### WHAT THE TASK ASKS
Your task is to reproduce the entries below word for word.

*** INPUT MATERIAL ***

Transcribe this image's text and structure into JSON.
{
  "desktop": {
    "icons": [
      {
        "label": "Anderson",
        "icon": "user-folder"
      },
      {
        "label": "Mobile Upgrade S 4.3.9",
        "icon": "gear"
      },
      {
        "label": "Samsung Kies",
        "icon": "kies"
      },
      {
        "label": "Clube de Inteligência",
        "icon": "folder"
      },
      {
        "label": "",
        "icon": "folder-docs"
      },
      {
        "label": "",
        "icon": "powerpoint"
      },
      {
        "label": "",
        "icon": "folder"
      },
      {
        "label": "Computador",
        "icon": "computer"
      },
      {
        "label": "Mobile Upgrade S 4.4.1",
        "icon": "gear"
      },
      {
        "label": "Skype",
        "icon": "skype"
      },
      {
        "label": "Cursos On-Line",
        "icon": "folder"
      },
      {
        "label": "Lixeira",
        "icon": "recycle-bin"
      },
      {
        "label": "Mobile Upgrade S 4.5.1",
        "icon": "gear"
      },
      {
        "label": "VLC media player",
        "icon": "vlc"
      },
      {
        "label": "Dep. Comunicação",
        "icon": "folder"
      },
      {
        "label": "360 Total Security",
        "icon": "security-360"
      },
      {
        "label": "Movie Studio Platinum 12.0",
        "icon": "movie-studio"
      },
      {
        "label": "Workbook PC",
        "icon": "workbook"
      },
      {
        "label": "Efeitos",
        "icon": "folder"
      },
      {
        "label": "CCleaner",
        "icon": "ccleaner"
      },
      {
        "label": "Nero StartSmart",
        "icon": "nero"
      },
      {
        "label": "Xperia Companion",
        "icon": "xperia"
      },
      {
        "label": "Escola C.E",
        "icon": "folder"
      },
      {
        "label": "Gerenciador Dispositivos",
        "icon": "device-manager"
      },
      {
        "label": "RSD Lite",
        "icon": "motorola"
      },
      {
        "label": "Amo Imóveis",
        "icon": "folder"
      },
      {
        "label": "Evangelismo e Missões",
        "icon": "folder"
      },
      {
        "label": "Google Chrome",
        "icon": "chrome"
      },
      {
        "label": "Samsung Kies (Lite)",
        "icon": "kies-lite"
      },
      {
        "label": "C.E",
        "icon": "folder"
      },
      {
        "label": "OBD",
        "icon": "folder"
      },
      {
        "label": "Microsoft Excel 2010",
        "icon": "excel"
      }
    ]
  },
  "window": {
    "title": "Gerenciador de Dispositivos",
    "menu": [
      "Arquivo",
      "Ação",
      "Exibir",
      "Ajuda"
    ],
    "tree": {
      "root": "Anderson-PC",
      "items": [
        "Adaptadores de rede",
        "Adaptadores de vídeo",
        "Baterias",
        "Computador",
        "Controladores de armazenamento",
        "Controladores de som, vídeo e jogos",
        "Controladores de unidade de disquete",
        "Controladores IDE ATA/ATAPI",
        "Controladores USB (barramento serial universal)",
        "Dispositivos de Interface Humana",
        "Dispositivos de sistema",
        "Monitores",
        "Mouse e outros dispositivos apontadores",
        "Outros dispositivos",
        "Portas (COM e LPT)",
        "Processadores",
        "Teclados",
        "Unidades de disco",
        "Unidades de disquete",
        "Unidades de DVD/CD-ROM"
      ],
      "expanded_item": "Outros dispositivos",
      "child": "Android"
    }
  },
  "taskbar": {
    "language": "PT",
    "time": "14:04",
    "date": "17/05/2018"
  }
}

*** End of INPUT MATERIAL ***

### FINISHED TASK
Transcribe this image's text and structure into JSON.
{
  "desktop": {
    "icons": [
      {
        "label": "Anderson",
        "icon": "user-folder"
      },
      {
        "label": "Mobile Upgrade S 4.3.9",
        "icon": "gear"
      },
      {
        "label": "Samsung Kies",
        "icon": "kies"
      },
      {
        "label": "Clube de Inteligência",
        "icon": "folder"
      },
      {
        "label": "",
        "icon": "folder-docs"
      },
      {
        "label": "",
        "icon": "powerpoint"
      },
      {
        "label": "",
        "icon": "folder"
      },
      {
        "label": "Computador",
        "icon": "computer"
      },
      {
        "label": "Mobile Upgrade S 4.4.1",
        "icon": "gear"
      },
      {
        "label": "Skype",
        "icon": "skype"
      },
      {
        "label": "Cursos On-Line",
        "icon": "folder"
      },
      {
        "label": "Lixeira",
        "icon": "recycle-bin"
      },
      {
        "label": "Mobile Upgrade S 4.5.1",
        "icon": "gear"
      },
      {
        "label": "VLC media player",
        "icon": "vlc"
      },
      {
        "label": "Dep. Comunicação",
        "icon": "folder"
      },
      {
        "label": "360 Total Security",
        "icon": "security-360"
      },
      {
        "label": "Movie Studio Platinum 12.0",
        "icon": "movie-studio"
      },
      {
        "label": "Workbook PC",
        "icon": "workbook"
      },
      {
        "label": "Efeitos",
        "icon": "folder"
      },
      {
        "label": "CCleaner",
        "icon": "ccleaner"
      },
      {
        "label": "Nero StartSmart",
        "icon": "nero"
      },
      {
        "label": "Xperia Companion",
        "icon": "xperia"
      },
      {
        "label": "Escola C.E",
        "icon": "folder"
      },
      {
        "label": "Gerenciador Dispositivos",
        "icon": "device-manager"
      },
      {
        "label": "RSD Lite",
        "icon": "motorola"
      },
      {
        "label": "Amo Imóveis",
        "icon": "folder"
      },
      {
        "label": "Evangelismo e Missões",
        "icon": "folder"
      },
      {
        "label": "Google Chrome",
        "icon": "chrome"
      },
      {
        "label": "Samsung Kies (Lite)",
        "icon": "kies-lite"
      },
      {
        "label": "C.E",
        "icon": "folder"
      },
      {
        "label": "OBD",
        "icon": "folder"
      },
      {
        "label": "Microsoft Excel 2010",
        "icon": "excel"
      }
    ]
  },
  "window": {
    "title": "Gerenciador de Dispositivos",
    "menu": [
      "Arquivo",
      "Ação",
      "Exibir",
      "Ajuda"
    ],
    "tree": {
      "root": "Anderson-PC",
      "items": [
        "Adaptadores de rede",
        "Adaptadores de vídeo",
        "Baterias",
        "Computador",
        "Controladores de armazenamento",
        "Controladores de som, vídeo e jogos",
        "Controladores de unidade de disquete",
        "Controladores IDE ATA/ATAPI",
        "Controladores USB (barramento serial universal)",
        "Dispositivos de Interface Humana",
        "Dispositivos de sistema",
        "Monitores",
        "Mouse e outros dispositivos apontadores",
        "Outros dispositivos",
        "Portas (COM e LPT)",
        "Processadores",
        "Teclados",
        "Unidades de disco",
        "Unidades de disquete",
        "Unidades de DVD/CD-ROM"
      ],
      "expanded_item": "Outros dispositivos",
      "child": "Android"
    }
  },
  "taskbar": {
    "language": "PT",
    "time": "14:04",
    "date": "17/05/2018"
  }
}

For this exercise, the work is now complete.